Recall the last time you were in a very loud environment, perhaps a noisy restaurant, a fireworks display, or a live music event. When you returned to the quiet of your home, did you notice a ringing sound that persisted? That high-pitched sound that remains in your ears after exposure to loud sounds tends to go away within a few hours. However, those who suffer from tinnitus find that the ringing sound does not fully go away. Although high-pitched ringing is the most common form of tinnitus, others might hear a whirring, buzzing, or crackling sound long after they have been exposed to a loud sound.
Although tinnitus can result from exposure to loud sounds, it is not technically the cause of hearing loss. On the one hand, you do not need to worry that experiencing tinnitus is going to make you lose your hearing. The two conditions can result from the same or quite different hearing events. On the other hand, tinnitus is a serious condition that can be debilitating. Those who have constant ringing in their ears can lose sleep due to the noise, and some experience stress that can lead to other health conditions.
Just like many forms of hearing loss, tinnitus can be caused by damage to the tiny hair-like features of the inner ear. When these hairs are bent or broken, they can “leak” sound information into the auditory nervous pathway that the brain detects as an ongoing ringing sound. Although this process is different from most hearing loss, what they have in common is that those tiny, delicate hairs have suffered damage. The same hearing event can cause both tinnitus and hearing loss in some cases, linking the conditions even though tinnitus does not cause the hearing loss, per se.
Treatments for Tinnitus and Hearing Loss
Although the two conditions are distinct, the good news is that treatments are available to relieve the symptoms of both tinnitus and hearing loss. The latest hearing aids are able to address both of these conditions, making it possible to relieve the ongoing sound of ringing, whirring, clicking, or crackling that might be leaking into the auditory nervous pathway. One of the ways that hearing aids function as a tinnitus treatment is to emit a similar tone that cancels out the sound of tinnitus. When two sound waves are precisely out of phase with one another, they are no longer detected by the ears. Some hearing aids use that sonic phenomenon in essence to erase the sound of the tinnitus. Other methods are available to deal with the hissing, buzzing, roaring, or humming that might seem to assault the ears of a sufferer of tinnitus.
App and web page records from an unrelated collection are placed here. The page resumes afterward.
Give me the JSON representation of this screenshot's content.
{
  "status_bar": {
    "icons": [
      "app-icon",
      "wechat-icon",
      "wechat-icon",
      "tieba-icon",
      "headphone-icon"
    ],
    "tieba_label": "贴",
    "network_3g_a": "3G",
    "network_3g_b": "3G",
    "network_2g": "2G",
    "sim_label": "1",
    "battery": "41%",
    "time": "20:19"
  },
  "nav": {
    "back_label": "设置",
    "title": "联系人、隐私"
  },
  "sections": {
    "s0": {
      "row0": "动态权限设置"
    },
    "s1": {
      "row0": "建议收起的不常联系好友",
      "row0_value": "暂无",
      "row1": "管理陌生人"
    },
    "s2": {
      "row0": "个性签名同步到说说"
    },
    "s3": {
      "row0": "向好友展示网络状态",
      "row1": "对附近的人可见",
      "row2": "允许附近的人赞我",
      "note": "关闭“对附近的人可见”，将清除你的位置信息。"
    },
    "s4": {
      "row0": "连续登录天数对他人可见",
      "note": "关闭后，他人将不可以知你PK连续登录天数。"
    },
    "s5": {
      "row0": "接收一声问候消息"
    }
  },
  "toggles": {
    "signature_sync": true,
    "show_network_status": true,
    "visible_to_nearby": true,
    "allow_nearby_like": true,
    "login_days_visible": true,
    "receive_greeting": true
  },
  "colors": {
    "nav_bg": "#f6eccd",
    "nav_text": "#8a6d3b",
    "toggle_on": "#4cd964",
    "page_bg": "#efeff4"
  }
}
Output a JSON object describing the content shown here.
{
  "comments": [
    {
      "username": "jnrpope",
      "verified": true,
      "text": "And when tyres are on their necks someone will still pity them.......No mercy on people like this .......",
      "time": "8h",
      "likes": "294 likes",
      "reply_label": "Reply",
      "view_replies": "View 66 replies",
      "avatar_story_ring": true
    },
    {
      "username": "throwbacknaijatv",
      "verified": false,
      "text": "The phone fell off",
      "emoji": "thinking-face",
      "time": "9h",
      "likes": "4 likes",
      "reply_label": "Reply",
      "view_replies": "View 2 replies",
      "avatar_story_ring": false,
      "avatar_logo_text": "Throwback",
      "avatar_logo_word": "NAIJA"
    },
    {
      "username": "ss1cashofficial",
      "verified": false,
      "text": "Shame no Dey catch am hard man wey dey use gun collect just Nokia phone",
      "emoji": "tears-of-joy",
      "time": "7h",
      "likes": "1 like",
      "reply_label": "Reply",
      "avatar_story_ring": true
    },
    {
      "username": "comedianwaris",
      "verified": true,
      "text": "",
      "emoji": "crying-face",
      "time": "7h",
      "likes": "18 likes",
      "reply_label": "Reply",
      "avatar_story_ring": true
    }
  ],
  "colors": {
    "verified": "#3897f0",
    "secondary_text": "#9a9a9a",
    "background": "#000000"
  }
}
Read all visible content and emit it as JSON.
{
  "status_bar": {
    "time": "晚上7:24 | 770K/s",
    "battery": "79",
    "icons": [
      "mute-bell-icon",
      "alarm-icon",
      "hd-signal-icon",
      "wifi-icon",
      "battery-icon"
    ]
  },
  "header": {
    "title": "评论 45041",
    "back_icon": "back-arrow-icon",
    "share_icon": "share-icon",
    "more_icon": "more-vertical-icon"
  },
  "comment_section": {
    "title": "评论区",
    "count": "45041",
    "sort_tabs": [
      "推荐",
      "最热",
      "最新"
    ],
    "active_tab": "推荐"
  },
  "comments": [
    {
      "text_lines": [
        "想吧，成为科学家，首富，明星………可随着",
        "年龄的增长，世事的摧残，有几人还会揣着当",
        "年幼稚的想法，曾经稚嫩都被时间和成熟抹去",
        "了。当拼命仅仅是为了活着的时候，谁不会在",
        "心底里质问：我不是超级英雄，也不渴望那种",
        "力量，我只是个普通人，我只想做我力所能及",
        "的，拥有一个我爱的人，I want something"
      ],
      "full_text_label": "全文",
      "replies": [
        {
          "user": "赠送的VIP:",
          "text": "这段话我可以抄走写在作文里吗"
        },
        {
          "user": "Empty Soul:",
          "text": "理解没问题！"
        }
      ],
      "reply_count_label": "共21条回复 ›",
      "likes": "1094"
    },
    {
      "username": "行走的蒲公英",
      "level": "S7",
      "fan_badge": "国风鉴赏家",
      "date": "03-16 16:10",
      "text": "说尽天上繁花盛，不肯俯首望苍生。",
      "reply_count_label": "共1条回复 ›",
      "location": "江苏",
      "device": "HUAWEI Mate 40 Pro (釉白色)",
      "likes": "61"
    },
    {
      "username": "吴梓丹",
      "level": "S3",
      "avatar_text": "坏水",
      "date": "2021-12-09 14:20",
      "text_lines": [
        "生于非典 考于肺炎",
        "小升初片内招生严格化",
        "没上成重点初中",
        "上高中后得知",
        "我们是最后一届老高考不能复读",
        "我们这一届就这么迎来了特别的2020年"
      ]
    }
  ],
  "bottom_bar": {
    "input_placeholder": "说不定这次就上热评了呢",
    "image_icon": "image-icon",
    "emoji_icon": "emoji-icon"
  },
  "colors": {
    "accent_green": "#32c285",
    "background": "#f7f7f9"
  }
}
Hearing aids are also effective to remedy hearing loss in many cases, although the mechanism is somewhat different. Rather than combatting the ringing sound by emitting a contrasting sound in the ears, hearing aids deal with hearing loss through amplification. By capturing the sound of the world and turning up the volume, the ears are able to hear sounds that would be lost without that assistance. Hearing aids are ever better equipped to treat hearing loss in specific contexts. For instance, some people have particular trouble hearing human speech, and hearing aids can isolate the range of the voice, turning up the volume only for that type of sound. Others have trouble identifying a single speaker in a room full of chatter, and new technology is able to help the wearer of hearing aids pick out that voice. These are just a few of the remarkable innovations in hearing aid technology to remedy specific types of hearing loss through amplification.
Pacific Hearing Care
If you find that you are suffering from tinnitus, hearing loss, or both conditions at once, the first step is to contact us at Pacific Hearing Care for assistance. Our team will consult with you about the specific details of your problem and then will perform a hearing test to get a better sense of your abilities.
With this information in hand, our team will be able to point you in the direction of treatment, helping you sift through the wide array of hearing aids available on the market. Some hearing aids can treat both tinnitus and hearing loss, so don’t delay to begin the quest for better hearing!